It won't help the geologist one iota.
Half-lives of certain elements called radioisotopes can be used to calculate the date of crystallization of igneous rocks, and only igneous rocks. In other words, the age of igneous rocks can be determined. The process is called radiometric age dating, and it will not work on sedimentary rocks.
Fossils are not found in igneous rocks - only sedimentary rocks. Therefore knowing the half-life of an element will not help to establish the age of a fossil, except perhaps indirectly if there is a layer of volcanic ash in close proximity to the fossil bearing strata, or if there is a series of igneous dikes bracketing the fossil bearing strata.
It is a common myth that radiometric age dating can be used to date fossils.
This looks like a homework question written by someone who doesn't know much about geology, fossils, or age dating.
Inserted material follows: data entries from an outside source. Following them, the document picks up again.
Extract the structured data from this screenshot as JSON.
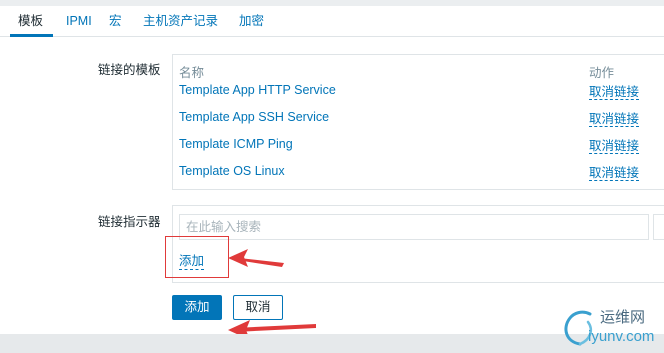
{
  "tabs": [
    {
      "label": "模板",
      "active": true
    },
    {
      "label": "IPMI"
    },
    {
      "label": "宏"
    },
    {
      "label": "主机资产记录"
    },
    {
      "label": "加密"
    }
  ],
  "linked_templates": {
    "label": "链接的模板",
    "col_name": "名称",
    "col_action": "动作",
    "rows": [
      {
        "name": "Template App HTTP Service",
        "action": "取消链接"
      },
      {
        "name": "Template App SSH Service",
        "action": "取消链接"
      },
      {
        "name": "Template ICMP Ping",
        "action": "取消链接"
      },
      {
        "name": "Template OS Linux",
        "action": "取消链接"
      }
    ]
  },
  "link_indicator": {
    "label": "链接指示器",
    "search_placeholder": "在此输入搜索",
    "add_link": "添加"
  },
  "buttons": {
    "add": "添加",
    "cancel": "取消"
  },
  "watermark": {
    "title": "运维网",
    "url": "iyunv.com"
  },
  "colors": {
    "accent": "#0275b8",
    "annotation": "#e03a3a"
  }
}
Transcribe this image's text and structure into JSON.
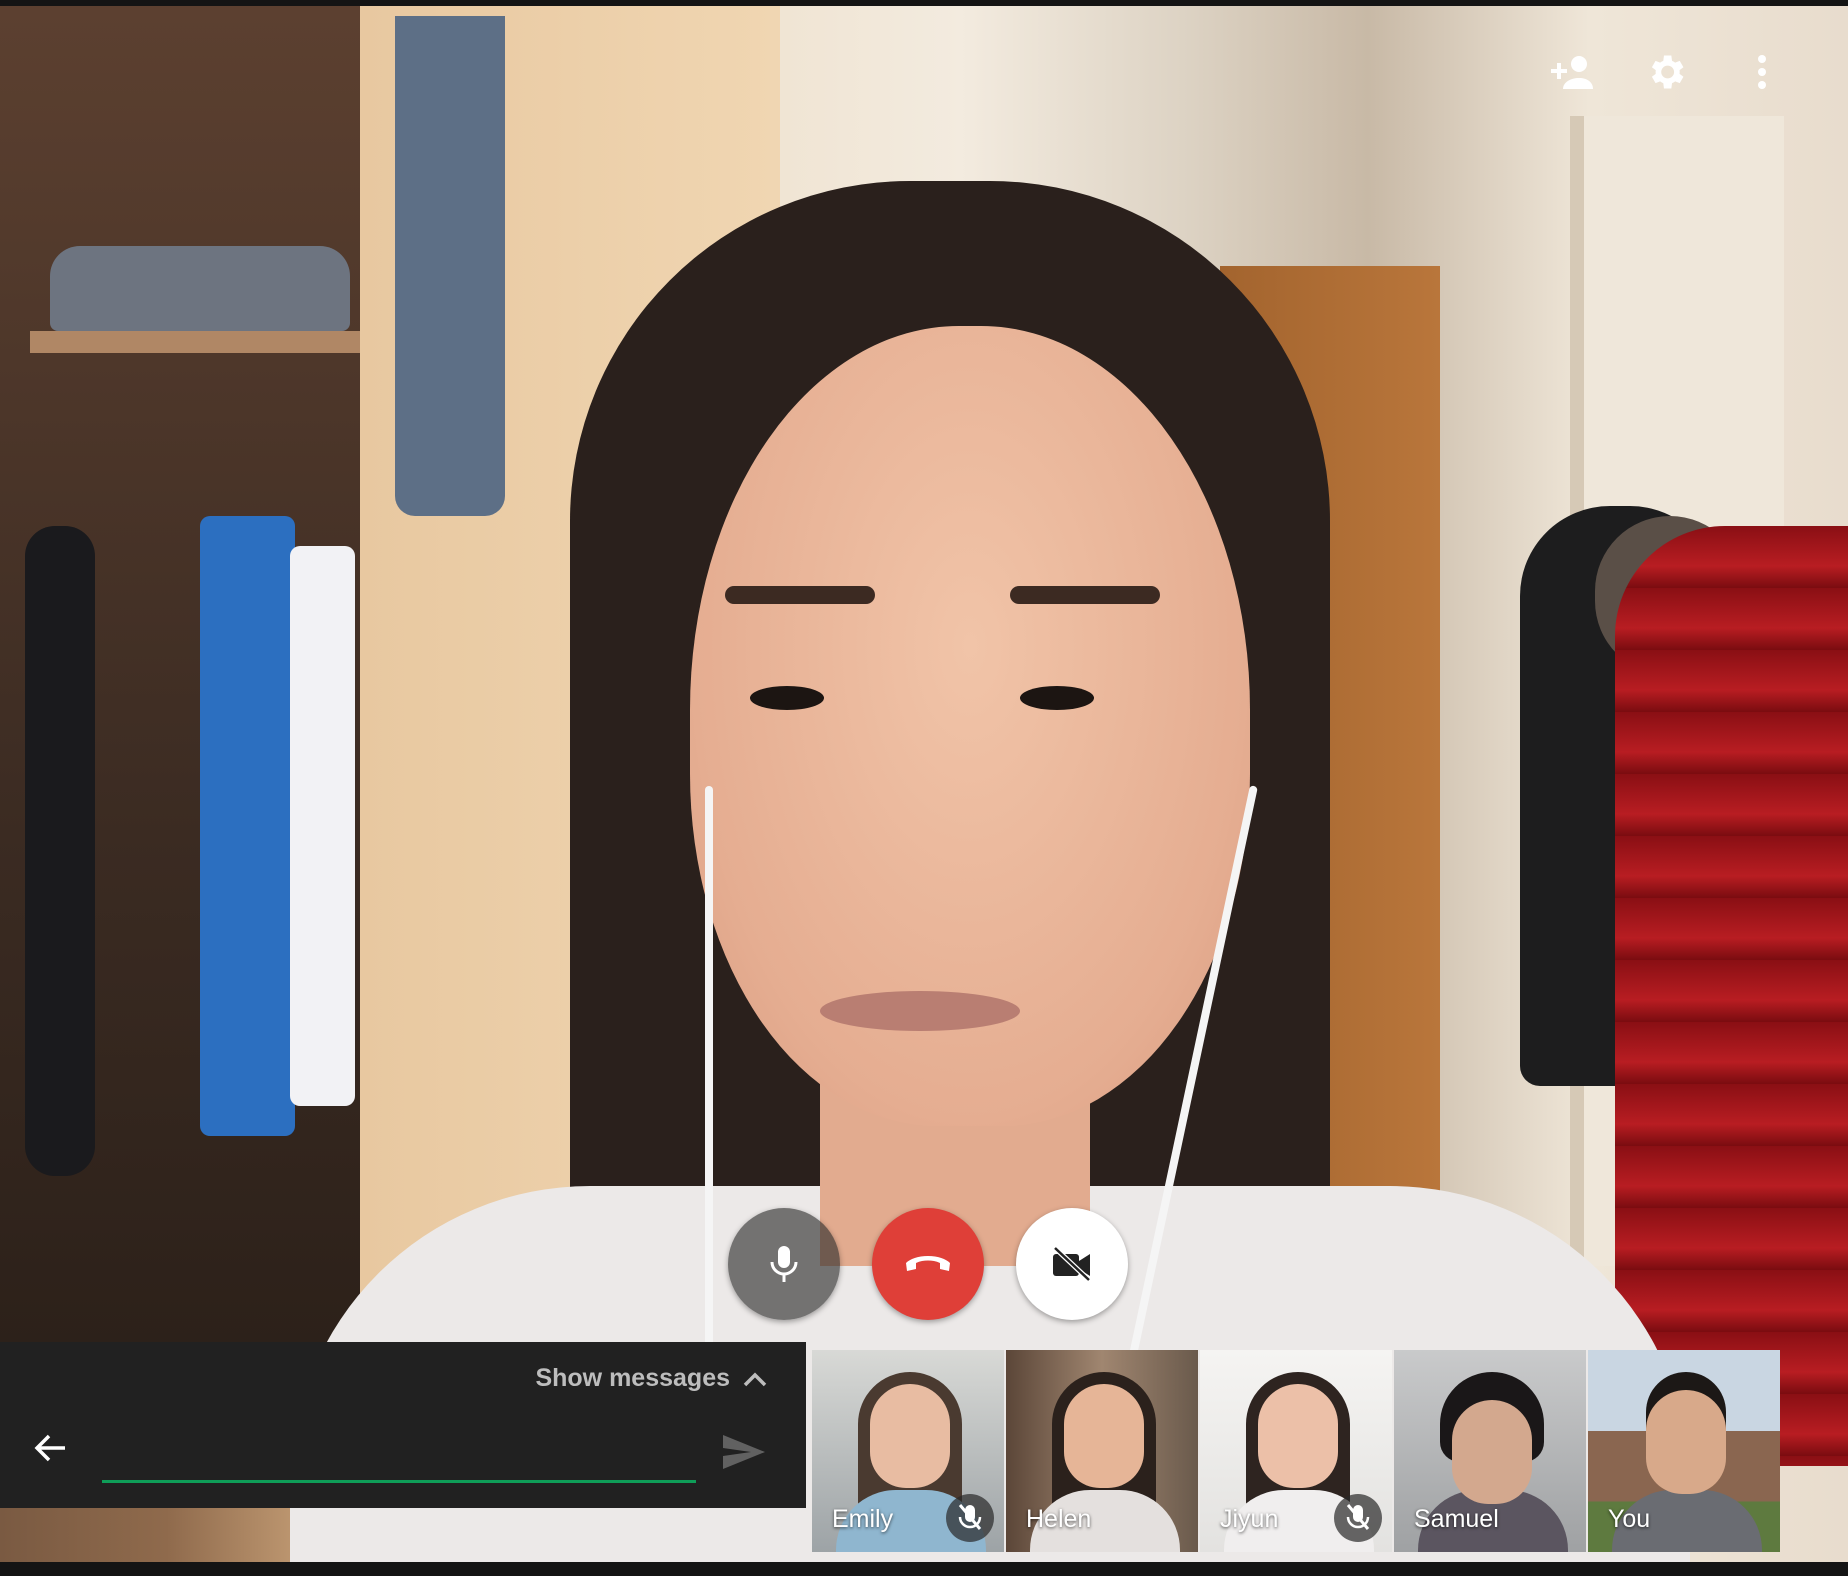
{
  "header": {
    "icons": [
      "add-person-icon",
      "gear-icon",
      "more-vert-icon"
    ]
  },
  "call_controls": {
    "mic_icon": "mic-icon",
    "hangup_icon": "phone-hangup-icon",
    "camera_icon": "videocam-off-icon",
    "colors": {
      "hangup": "#df3f38",
      "camera_off_bg": "#ffffff",
      "mic_bg": "#3a3a3a"
    }
  },
  "chat": {
    "toggle_label": "Show messages",
    "input_value": "",
    "input_placeholder": "",
    "accent": "#0f9d58"
  },
  "participants": [
    {
      "name": "Emily",
      "muted": true,
      "active": false
    },
    {
      "name": "Helen",
      "muted": false,
      "active": true
    },
    {
      "name": "Jiyun",
      "muted": true,
      "active": false
    },
    {
      "name": "Samuel",
      "muted": false,
      "active": false
    },
    {
      "name": "You",
      "muted": false,
      "active": false
    }
  ]
}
If this question represents the type of talent teaching earth sciences, then I am fearful of the future of my profession.